Required action | Retype the entries exactly; omit all pictures.

Source information |
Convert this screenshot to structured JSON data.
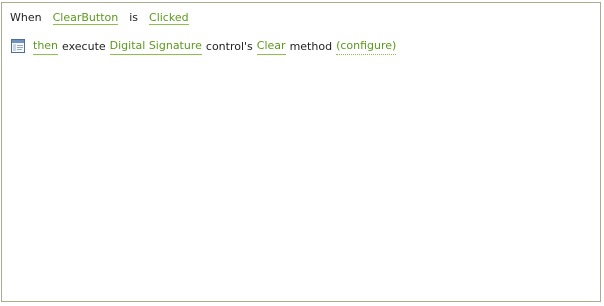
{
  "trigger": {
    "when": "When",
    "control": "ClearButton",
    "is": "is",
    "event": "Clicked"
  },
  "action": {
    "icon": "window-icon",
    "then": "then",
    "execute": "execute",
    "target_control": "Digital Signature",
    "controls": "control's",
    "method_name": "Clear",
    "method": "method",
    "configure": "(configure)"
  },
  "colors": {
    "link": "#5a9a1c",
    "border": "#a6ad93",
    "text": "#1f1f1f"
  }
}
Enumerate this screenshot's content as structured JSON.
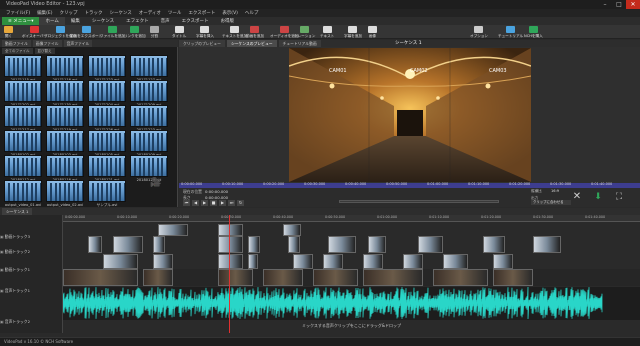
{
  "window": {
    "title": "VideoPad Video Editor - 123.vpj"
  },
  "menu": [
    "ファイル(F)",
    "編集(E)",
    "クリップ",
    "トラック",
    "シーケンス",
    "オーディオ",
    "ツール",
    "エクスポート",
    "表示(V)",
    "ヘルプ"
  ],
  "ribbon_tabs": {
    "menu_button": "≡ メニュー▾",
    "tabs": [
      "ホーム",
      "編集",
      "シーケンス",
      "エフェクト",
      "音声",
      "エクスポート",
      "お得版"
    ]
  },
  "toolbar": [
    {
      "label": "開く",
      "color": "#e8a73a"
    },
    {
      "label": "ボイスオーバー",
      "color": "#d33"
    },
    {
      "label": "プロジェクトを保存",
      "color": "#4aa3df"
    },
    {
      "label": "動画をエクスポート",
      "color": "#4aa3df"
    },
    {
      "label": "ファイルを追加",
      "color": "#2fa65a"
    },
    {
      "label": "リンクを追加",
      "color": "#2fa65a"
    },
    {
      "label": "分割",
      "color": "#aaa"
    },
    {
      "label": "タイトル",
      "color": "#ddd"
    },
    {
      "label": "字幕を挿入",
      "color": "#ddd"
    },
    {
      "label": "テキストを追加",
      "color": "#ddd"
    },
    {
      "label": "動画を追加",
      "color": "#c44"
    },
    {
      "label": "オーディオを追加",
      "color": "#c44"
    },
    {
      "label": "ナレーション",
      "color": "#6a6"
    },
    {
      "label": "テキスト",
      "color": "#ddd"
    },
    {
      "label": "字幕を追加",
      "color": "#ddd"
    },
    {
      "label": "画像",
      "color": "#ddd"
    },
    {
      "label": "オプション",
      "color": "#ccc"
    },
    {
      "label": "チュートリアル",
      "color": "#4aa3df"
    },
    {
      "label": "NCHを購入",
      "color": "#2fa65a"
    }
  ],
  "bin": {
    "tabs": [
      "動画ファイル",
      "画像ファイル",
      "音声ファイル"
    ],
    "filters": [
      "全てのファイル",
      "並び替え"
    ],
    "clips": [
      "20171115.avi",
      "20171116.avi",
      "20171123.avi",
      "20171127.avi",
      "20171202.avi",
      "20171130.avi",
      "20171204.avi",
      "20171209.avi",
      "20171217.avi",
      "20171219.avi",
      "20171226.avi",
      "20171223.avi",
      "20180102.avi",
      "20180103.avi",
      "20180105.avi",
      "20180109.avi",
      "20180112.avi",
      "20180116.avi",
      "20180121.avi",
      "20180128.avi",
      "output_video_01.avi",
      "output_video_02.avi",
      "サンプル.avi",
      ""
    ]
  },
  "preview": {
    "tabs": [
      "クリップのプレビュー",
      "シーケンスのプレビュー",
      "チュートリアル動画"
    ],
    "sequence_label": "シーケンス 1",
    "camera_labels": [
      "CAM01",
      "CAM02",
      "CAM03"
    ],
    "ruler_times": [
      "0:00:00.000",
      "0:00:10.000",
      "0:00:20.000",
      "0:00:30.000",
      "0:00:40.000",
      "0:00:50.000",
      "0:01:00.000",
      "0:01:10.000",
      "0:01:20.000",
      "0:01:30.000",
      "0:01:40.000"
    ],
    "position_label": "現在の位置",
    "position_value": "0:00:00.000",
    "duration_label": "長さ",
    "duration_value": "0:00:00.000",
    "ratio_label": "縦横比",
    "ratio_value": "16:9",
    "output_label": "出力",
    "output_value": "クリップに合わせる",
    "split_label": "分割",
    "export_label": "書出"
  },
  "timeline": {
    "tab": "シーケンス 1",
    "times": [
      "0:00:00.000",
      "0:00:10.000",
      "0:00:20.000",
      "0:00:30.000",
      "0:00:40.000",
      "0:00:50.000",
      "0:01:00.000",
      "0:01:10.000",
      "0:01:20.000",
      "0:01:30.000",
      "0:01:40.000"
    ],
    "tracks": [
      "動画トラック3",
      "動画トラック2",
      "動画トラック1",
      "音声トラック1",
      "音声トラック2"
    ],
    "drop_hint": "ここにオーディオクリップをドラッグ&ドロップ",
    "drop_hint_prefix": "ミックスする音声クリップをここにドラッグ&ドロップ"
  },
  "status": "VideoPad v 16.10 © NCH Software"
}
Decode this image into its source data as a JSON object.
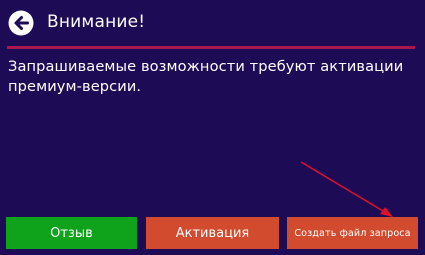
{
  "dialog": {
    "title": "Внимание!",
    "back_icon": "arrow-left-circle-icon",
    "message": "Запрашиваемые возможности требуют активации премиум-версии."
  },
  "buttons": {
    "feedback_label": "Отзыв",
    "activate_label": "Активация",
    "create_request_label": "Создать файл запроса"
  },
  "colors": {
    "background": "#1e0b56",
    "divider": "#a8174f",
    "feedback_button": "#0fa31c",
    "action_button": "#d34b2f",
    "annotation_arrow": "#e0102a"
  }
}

Solution to this problem |
Convert this screenshot to structured JSON data.
{
  "trigger": {
    "when": "When",
    "control": "ClearButton",
    "is": "is",
    "event": "Clicked"
  },
  "action": {
    "icon": "window-icon",
    "then": "then",
    "execute": "execute",
    "target_control": "Digital Signature",
    "controls": "control's",
    "method_name": "Clear",
    "method": "method",
    "configure": "(configure)"
  },
  "colors": {
    "link": "#5a9a1c",
    "border": "#a6ad93",
    "text": "#1f1f1f"
  }
}
Enumerate this screenshot's content as structured JSON.
{
  "window": {
    "title": "VideoPad Video Editor - 123.vpj"
  },
  "menu": [
    "ファイル(F)",
    "編集(E)",
    "クリップ",
    "トラック",
    "シーケンス",
    "オーディオ",
    "ツール",
    "エクスポート",
    "表示(V)",
    "ヘルプ"
  ],
  "ribbon_tabs": {
    "menu_button": "≡ メニュー▾",
    "tabs": [
      "ホーム",
      "編集",
      "シーケンス",
      "エフェクト",
      "音声",
      "エクスポート",
      "お得版"
    ]
  },
  "toolbar": [
    {
      "label": "開く",
      "color": "#e8a73a"
    },
    {
      "label": "ボイスオーバー",
      "color": "#d33"
    },
    {
      "label": "プロジェクトを保存",
      "color": "#4aa3df"
    },
    {
      "label": "動画をエクスポート",
      "color": "#4aa3df"
    },
    {
      "label": "ファイルを追加",
      "color": "#2fa65a"
    },
    {
      "label": "リンクを追加",
      "color": "#2fa65a"
    },
    {
      "label": "分割",
      "color": "#aaa"
    },
    {
      "label": "タイトル",
      "color": "#ddd"
    },
    {
      "label": "字幕を挿入",
      "color": "#ddd"
    },
    {
      "label": "テキストを追加",
      "color": "#ddd"
    },
    {
      "label": "動画を追加",
      "color": "#c44"
    },
    {
      "label": "オーディオを追加",
      "color": "#c44"
    },
    {
      "label": "ナレーション",
      "color": "#6a6"
    },
    {
      "label": "テキスト",
      "color": "#ddd"
    },
    {
      "label": "字幕を追加",
      "color": "#ddd"
    },
    {
      "label": "画像",
      "color": "#ddd"
    },
    {
      "label": "オプション",
      "color": "#ccc"
    },
    {
      "label": "チュートリアル",
      "color": "#4aa3df"
    },
    {
      "label": "NCHを購入",
      "color": "#2fa65a"
    }
  ],
  "bin": {
    "tabs": [
      "動画ファイル",
      "画像ファイル",
      "音声ファイル"
    ],
    "filters": [
      "全てのファイル",
      "並び替え"
    ],
    "clips": [
      "20171115.avi",
      "20171116.avi",
      "20171123.avi",
      "20171127.avi",
      "20171202.avi",
      "20171130.avi",
      "20171204.avi",
      "20171209.avi",
      "20171217.avi",
      "20171219.avi",
      "20171226.avi",
      "20171223.avi",
      "20180102.avi",
      "20180103.avi",
      "20180105.avi",
      "20180109.avi",
      "20180112.avi",
      "20180116.avi",
      "20180121.avi",
      "20180128.avi",
      "output_video_01.avi",
      "output_video_02.avi",
      "サンプル.avi",
      ""
    ]
  },
  "preview": {
    "tabs": [
      "クリップのプレビュー",
      "シーケンスのプレビュー",
      "チュートリアル動画"
    ],
    "sequence_label": "シーケンス 1",
    "camera_labels": [
      "CAM01",
      "CAM02",
      "CAM03"
    ],
    "ruler_times": [
      "0:00:00.000",
      "0:00:10.000",
      "0:00:20.000",
      "0:00:30.000",
      "0:00:40.000",
      "0:00:50.000",
      "0:01:00.000",
      "0:01:10.000",
      "0:01:20.000",
      "0:01:30.000",
      "0:01:40.000"
    ],
    "position_label": "現在の位置",
    "position_value": "0:00:00.000",
    "duration_label": "長さ",
    "duration_value": "0:00:00.000",
    "ratio_label": "縦横比",
    "ratio_value": "16:9",
    "output_label": "出力",
    "output_value": "クリップに合わせる",
    "split_label": "分割",
    "export_label": "書出"
  },
  "timeline": {
    "tab": "シーケンス 1",
    "times": [
      "0:00:00.000",
      "0:00:10.000",
      "0:00:20.000",
      "0:00:30.000",
      "0:00:40.000",
      "0:00:50.000",
      "0:01:00.000",
      "0:01:10.000",
      "0:01:20.000",
      "0:01:30.000",
      "0:01:40.000"
    ],
    "tracks": [
      "動画トラック3",
      "動画トラック2",
      "動画トラック1",
      "音声トラック1",
      "音声トラック2"
    ],
    "drop_hint": "ここにオーディオクリップをドラッグ&ドロップ",
    "drop_hint_prefix": "ミックスする音声クリップをここにドラッグ&ドロップ"
  },
  "status": "VideoPad v 16.10 © NCH Software"
}
Decode this image into its source data as a JSON object.
{
  "dialog": {
    "title": "Внимание!",
    "back_icon": "arrow-left-circle-icon",
    "message": "Запрашиваемые возможности требуют активации премиум-версии."
  },
  "buttons": {
    "feedback_label": "Отзыв",
    "activate_label": "Активация",
    "create_request_label": "Создать файл запроса"
  },
  "colors": {
    "background": "#1e0b56",
    "divider": "#a8174f",
    "feedback_button": "#0fa31c",
    "action_button": "#d34b2f",
    "annotation_arrow": "#e0102a"
  }
}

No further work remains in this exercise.